On voting third party. I have voted third party in presidential elections 5 times, starting with John Anderson in my second presidential election, Ross Perot twice, Ralph Nader in 2000, and Jill Stein in 2012, just because I recognized that based on the state I live in it wasn't going to affect the outcome of the election, thanks to the Electoral College system. I always hated it when people would say things like a vote for Anderson was a vote for Reagan, or a vote for Nader was a vote for Bush. Not sure what the argument would be on votes for Perot and Stein, as Democrats won those 3 elections. Technically, my vote for Ralph Nader didn't elect George W. Bush (Utah's electoral college votes did, so it didn't really matter for whom I voted), but on the ballot in Florida, Nader did damage to Al Gore. Now my feeling is that it's a nice fantasy to think that a third party vote is a vote on principle, or a protest against the established 2 parties, and that it's going to make any difference. Obviously, I couldn't stand Bill Clinton, as I voted for Perot twice (who has done the best of all third party presidential candidates, but not even close to enough), and I wasn't crazy about Hillary; but regardless of how my state's electoral college votes were going to go, I wasn't taking any chances in 2016 and held my nose and voted for her. The Electoral College is an aberration that doesn't exist in state-wide elections, so the calculation with third parties there is very different. Consider Tea Party wins in 2010, 2012, as the most successful third party gambit at the state level. And in the end, they're really just far-right Republicans now. A voter needs to think really hard about from which main party candidate that third party candidate is siphoning votes. If you can't stomach the candidate who is likely to win, because 20%, 10%, even 5% of the electorate voted third party, then don't vote third party. Before I ever vote third party again, I want to be in a state with open primaries and ranked choice voting. Then I can vote for whom I want twice.

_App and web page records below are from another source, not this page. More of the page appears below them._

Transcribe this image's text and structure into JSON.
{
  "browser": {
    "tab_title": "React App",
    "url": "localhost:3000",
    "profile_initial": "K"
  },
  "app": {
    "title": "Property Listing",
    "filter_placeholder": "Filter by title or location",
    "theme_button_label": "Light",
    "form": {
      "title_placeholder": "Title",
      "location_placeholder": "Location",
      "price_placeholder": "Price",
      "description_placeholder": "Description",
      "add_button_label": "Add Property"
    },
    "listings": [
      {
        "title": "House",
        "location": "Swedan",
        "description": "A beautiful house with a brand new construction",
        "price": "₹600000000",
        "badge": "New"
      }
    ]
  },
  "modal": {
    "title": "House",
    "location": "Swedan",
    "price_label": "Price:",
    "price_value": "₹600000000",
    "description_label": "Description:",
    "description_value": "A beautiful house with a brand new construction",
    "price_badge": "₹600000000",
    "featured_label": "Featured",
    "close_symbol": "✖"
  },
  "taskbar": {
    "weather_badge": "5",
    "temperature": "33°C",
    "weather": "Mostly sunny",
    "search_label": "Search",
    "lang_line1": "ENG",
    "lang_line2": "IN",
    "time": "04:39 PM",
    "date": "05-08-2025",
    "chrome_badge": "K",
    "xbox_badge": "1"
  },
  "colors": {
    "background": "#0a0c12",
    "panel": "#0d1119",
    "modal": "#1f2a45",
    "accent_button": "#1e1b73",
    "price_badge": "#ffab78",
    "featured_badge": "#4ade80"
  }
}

On money in politics, thank Citizens United. Rational campaign finance reform is out of reach.
This was awesome...those women are fiesty...lol..I could see myself being friends with them.
It has been illuminating and hopeful to me to realize that so many conservative women are also anti being told what we can or can not to with our bodies...women solidarity is strong, and we will , again, most likely determine what happens in November...yea us!
I liked this , but I also like the commentary, especially the guests with Sarah...would like some combo
Also, weidly , this comes out on Saturday, but, I never get the email till Sunday
I really liked hearing the full focus group session. It gives an understanding of where the participants stand more than what I got from the previous podcasts. I think it would be beneficial if Sarah could follow it up with a, possibly separate, analysis of the groups.
Also surprising that several people mentioned that they were embarrassed by the fact that the disgraced ex-president had made us a laughingstock around the world.
It was surprising that when asked how things are going only one person mentioned the economy and no one mentioned gas prices or inflation. Everybody mentioned abortion. Multiple times.
After reading the comments it looks like I am an outlier, but this conversation gave me a lot of hope. The majority of these women seem very thoughtful and relatively well informed, and repelled by the extreme GOP candidates.
Good deal on the pod switch as to paywall...I am a subscriber so ok with me.
I truly enjoy every The Focus Group pod, but this week was awesome being able to hear more of the focus groups answers. However, I did miss Sarah and a guests comments and commentary….so maybe a little more from the focus group plus Sarah and guest?!
BTW…..a new listener joined me today and she loved it as well.